Work to be completed
Return a word-for-word copy of the complete listing below.

Entries provided
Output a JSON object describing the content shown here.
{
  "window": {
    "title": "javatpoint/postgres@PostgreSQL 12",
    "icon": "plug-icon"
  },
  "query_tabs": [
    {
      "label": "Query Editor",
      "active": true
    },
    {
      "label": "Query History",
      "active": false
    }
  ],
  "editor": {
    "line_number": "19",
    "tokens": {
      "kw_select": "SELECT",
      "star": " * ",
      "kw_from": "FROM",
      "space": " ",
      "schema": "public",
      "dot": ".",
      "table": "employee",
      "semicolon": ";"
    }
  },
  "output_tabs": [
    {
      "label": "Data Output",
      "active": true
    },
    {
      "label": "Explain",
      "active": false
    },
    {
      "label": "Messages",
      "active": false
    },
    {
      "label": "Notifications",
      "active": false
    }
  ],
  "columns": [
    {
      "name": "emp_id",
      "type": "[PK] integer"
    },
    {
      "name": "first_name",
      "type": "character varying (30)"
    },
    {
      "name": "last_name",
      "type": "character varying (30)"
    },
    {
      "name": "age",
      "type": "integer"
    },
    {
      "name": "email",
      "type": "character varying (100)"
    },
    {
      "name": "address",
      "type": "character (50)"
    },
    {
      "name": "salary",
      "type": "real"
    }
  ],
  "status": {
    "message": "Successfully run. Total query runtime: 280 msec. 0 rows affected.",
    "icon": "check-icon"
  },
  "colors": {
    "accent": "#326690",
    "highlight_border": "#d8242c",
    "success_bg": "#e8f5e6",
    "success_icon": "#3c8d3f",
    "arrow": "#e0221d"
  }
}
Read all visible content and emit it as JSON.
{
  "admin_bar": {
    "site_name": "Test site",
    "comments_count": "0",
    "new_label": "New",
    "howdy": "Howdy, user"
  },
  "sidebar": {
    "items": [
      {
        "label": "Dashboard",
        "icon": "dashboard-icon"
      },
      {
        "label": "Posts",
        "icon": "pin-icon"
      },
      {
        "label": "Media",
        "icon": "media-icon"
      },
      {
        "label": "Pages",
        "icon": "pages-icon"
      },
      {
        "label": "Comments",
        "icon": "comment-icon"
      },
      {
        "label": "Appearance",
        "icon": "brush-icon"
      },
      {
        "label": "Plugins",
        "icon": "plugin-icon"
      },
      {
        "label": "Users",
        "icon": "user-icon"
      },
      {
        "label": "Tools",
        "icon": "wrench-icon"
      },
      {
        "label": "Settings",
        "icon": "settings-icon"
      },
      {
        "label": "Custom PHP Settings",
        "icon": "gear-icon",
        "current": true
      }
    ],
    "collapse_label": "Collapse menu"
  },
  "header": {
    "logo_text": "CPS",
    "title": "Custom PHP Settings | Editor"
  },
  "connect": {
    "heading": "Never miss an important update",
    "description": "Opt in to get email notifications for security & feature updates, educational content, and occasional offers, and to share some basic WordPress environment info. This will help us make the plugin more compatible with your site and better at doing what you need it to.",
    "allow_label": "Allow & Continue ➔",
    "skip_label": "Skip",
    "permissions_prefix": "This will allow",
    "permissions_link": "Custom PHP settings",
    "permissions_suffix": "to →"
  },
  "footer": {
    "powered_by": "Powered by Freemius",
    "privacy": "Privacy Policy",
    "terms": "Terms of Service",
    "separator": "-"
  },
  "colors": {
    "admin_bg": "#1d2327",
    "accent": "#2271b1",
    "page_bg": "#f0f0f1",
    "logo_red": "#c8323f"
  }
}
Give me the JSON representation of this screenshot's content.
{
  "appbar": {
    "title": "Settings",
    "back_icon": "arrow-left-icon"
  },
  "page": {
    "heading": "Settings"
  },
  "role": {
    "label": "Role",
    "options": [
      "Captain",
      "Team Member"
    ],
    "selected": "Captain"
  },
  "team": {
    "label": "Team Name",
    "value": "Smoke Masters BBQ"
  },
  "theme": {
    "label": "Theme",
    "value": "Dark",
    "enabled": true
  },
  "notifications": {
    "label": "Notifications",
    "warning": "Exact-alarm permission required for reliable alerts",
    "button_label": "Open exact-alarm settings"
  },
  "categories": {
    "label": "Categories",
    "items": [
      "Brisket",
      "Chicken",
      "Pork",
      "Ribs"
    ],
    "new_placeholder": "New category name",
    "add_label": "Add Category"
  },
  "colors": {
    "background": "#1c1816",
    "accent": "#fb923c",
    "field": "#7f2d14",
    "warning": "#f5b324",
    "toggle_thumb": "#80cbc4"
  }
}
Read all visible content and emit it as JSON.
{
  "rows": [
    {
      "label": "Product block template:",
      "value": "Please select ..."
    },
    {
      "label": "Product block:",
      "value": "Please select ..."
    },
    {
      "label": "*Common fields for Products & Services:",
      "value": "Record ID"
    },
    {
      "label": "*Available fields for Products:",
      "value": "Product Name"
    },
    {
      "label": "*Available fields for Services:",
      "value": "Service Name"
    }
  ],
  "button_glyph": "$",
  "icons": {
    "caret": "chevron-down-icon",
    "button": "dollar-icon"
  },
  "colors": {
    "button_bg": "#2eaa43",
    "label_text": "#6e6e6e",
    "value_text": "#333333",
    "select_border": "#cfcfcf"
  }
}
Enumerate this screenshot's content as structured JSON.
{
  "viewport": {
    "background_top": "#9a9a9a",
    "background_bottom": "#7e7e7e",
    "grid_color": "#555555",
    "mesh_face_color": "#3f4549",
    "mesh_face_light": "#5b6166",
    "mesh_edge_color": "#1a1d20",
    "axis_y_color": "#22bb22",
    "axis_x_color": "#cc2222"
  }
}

Solution below
Output a JSON object describing the content shown here.
{
  "window": {
    "title": "javatpoint/postgres@PostgreSQL 12",
    "icon": "plug-icon"
  },
  "query_tabs": [
    {
      "label": "Query Editor",
      "active": true
    },
    {
      "label": "Query History",
      "active": false
    }
  ],
  "editor": {
    "line_number": "19",
    "tokens": {
      "kw_select": "SELECT",
      "star": " * ",
      "kw_from": "FROM",
      "space": " ",
      "schema": "public",
      "dot": ".",
      "table": "employee",
      "semicolon": ";"
    }
  },
  "output_tabs": [
    {
      "label": "Data Output",
      "active": true
    },
    {
      "label": "Explain",
      "active": false
    },
    {
      "label": "Messages",
      "active": false
    },
    {
      "label": "Notifications",
      "active": false
    }
  ],
  "columns": [
    {
      "name": "emp_id",
      "type": "[PK] integer"
    },
    {
      "name": "first_name",
      "type": "character varying (30)"
    },
    {
      "name": "last_name",
      "type": "character varying (30)"
    },
    {
      "name": "age",
      "type": "integer"
    },
    {
      "name": "email",
      "type": "character varying (100)"
    },
    {
      "name": "address",
      "type": "character (50)"
    },
    {
      "name": "salary",
      "type": "real"
    }
  ],
  "status": {
    "message": "Successfully run. Total query runtime: 280 msec. 0 rows affected.",
    "icon": "check-icon"
  },
  "colors": {
    "accent": "#326690",
    "highlight_border": "#d8242c",
    "success_bg": "#e8f5e6",
    "success_icon": "#3c8d3f",
    "arrow": "#e0221d"
  }
}
Read all visible content and emit it as JSON.
{
  "admin_bar": {
    "site_name": "Test site",
    "comments_count": "0",
    "new_label": "New",
    "howdy": "Howdy, user"
  },
  "sidebar": {
    "items": [
      {
        "label": "Dashboard",
        "icon": "dashboard-icon"
      },
      {
        "label": "Posts",
        "icon": "pin-icon"
      },
      {
        "label": "Media",
        "icon": "media-icon"
      },
      {
        "label": "Pages",
        "icon": "pages-icon"
      },
      {
        "label": "Comments",
        "icon": "comment-icon"
      },
      {
        "label": "Appearance",
        "icon": "brush-icon"
      },
      {
        "label": "Plugins",
        "icon": "plugin-icon"
      },
      {
        "label": "Users",
        "icon": "user-icon"
      },
      {
        "label": "Tools",
        "icon": "wrench-icon"
      },
      {
        "label": "Settings",
        "icon": "settings-icon"
      },
      {
        "label": "Custom PHP Settings",
        "icon": "gear-icon",
        "current": true
      }
    ],
    "collapse_label": "Collapse menu"
  },
  "header": {
    "logo_text": "CPS",
    "title": "Custom PHP Settings | Editor"
  },
  "connect": {
    "heading": "Never miss an important update",
    "description": "Opt in to get email notifications for security & feature updates, educational content, and occasional offers, and to share some basic WordPress environment info. This will help us make the plugin more compatible with your site and better at doing what you need it to.",
    "allow_label": "Allow & Continue ➔",
    "skip_label": "Skip",
    "permissions_prefix": "This will allow",
    "permissions_link": "Custom PHP settings",
    "permissions_suffix": "to →"
  },
  "footer": {
    "powered_by": "Powered by Freemius",
    "privacy": "Privacy Policy",
    "terms": "Terms of Service",
    "separator": "-"
  },
  "colors": {
    "admin_bg": "#1d2327",
    "accent": "#2271b1",
    "page_bg": "#f0f0f1",
    "logo_red": "#c8323f"
  }
}
Give me the JSON representation of this screenshot's content.
{
  "appbar": {
    "title": "Settings",
    "back_icon": "arrow-left-icon"
  },
  "page": {
    "heading": "Settings"
  },
  "role": {
    "label": "Role",
    "options": [
      "Captain",
      "Team Member"
    ],
    "selected": "Captain"
  },
  "team": {
    "label": "Team Name",
    "value": "Smoke Masters BBQ"
  },
  "theme": {
    "label": "Theme",
    "value": "Dark",
    "enabled": true
  },
  "notifications": {
    "label": "Notifications",
    "warning": "Exact-alarm permission required for reliable alerts",
    "button_label": "Open exact-alarm settings"
  },
  "categories": {
    "label": "Categories",
    "items": [
      "Brisket",
      "Chicken",
      "Pork",
      "Ribs"
    ],
    "new_placeholder": "New category name",
    "add_label": "Add Category"
  },
  "colors": {
    "background": "#1c1816",
    "accent": "#fb923c",
    "field": "#7f2d14",
    "warning": "#f5b324",
    "toggle_thumb": "#80cbc4"
  }
}
Read all visible content and emit it as JSON.
{
  "rows": [
    {
      "label": "Product block template:",
      "value": "Please select ..."
    },
    {
      "label": "Product block:",
      "value": "Please select ..."
    },
    {
      "label": "*Common fields for Products & Services:",
      "value": "Record ID"
    },
    {
      "label": "*Available fields for Products:",
      "value": "Product Name"
    },
    {
      "label": "*Available fields for Services:",
      "value": "Service Name"
    }
  ],
  "button_glyph": "$",
  "icons": {
    "caret": "chevron-down-icon",
    "button": "dollar-icon"
  },
  "colors": {
    "button_bg": "#2eaa43",
    "label_text": "#6e6e6e",
    "value_text": "#333333",
    "select_border": "#cfcfcf"
  }
}
Enumerate this screenshot's content as structured JSON.
{
  "viewport": {
    "background_top": "#9a9a9a",
    "background_bottom": "#7e7e7e",
    "grid_color": "#555555",
    "mesh_face_color": "#3f4549",
    "mesh_face_light": "#5b6166",
    "mesh_edge_color": "#1a1d20",
    "axis_y_color": "#22bb22",
    "axis_x_color": "#cc2222"
  }
}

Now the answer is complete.